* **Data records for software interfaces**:

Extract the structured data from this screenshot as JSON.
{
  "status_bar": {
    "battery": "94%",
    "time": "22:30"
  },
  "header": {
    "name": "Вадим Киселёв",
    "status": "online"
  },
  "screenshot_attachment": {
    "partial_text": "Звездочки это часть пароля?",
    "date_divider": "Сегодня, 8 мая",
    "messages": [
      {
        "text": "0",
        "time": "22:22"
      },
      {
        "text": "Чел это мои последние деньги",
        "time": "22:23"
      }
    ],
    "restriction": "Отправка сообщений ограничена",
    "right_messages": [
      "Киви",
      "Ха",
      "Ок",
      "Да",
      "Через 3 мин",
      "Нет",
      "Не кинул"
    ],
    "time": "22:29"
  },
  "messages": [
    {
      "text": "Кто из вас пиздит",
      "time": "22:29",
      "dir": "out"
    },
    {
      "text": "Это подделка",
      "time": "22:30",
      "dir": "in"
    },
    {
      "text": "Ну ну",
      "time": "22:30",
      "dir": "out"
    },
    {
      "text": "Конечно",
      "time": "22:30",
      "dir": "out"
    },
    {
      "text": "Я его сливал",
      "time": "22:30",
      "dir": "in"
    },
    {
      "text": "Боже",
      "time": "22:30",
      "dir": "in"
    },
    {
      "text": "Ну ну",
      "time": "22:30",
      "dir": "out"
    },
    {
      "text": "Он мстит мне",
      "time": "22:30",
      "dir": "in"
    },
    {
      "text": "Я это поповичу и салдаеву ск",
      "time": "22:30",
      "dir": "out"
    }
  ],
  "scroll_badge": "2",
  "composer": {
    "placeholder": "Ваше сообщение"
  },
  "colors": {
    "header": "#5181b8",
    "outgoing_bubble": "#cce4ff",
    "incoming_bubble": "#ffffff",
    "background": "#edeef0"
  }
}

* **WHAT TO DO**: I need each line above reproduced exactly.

* **ANSWER TO THIS TASK**:
Extract the structured data from this screenshot as JSON.
{
  "status_bar": {
    "battery": "94%",
    "time": "22:30"
  },
  "header": {
    "name": "Вадим Киселёв",
    "status": "online"
  },
  "screenshot_attachment": {
    "partial_text": "Звездочки это часть пароля?",
    "date_divider": "Сегодня, 8 мая",
    "messages": [
      {
        "text": "0",
        "time": "22:22"
      },
      {
        "text": "Чел это мои последние деньги",
        "time": "22:23"
      }
    ],
    "restriction": "Отправка сообщений ограничена",
    "right_messages": [
      "Киви",
      "Ха",
      "Ок",
      "Да",
      "Через 3 мин",
      "Нет",
      "Не кинул"
    ],
    "time": "22:29"
  },
  "messages": [
    {
      "text": "Кто из вас пиздит",
      "time": "22:29",
      "dir": "out"
    },
    {
      "text": "Это подделка",
      "time": "22:30",
      "dir": "in"
    },
    {
      "text": "Ну ну",
      "time": "22:30",
      "dir": "out"
    },
    {
      "text": "Конечно",
      "time": "22:30",
      "dir": "out"
    },
    {
      "text": "Я его сливал",
      "time": "22:30",
      "dir": "in"
    },
    {
      "text": "Боже",
      "time": "22:30",
      "dir": "in"
    },
    {
      "text": "Ну ну",
      "time": "22:30",
      "dir": "out"
    },
    {
      "text": "Он мстит мне",
      "time": "22:30",
      "dir": "in"
    },
    {
      "text": "Я это поповичу и салдаеву ск",
      "time": "22:30",
      "dir": "out"
    }
  ],
  "scroll_badge": "2",
  "composer": {
    "placeholder": "Ваше сообщение"
  },
  "colors": {
    "header": "#5181b8",
    "outgoing_bubble": "#cce4ff",
    "incoming_bubble": "#ffffff",
    "background": "#edeef0"
  }
}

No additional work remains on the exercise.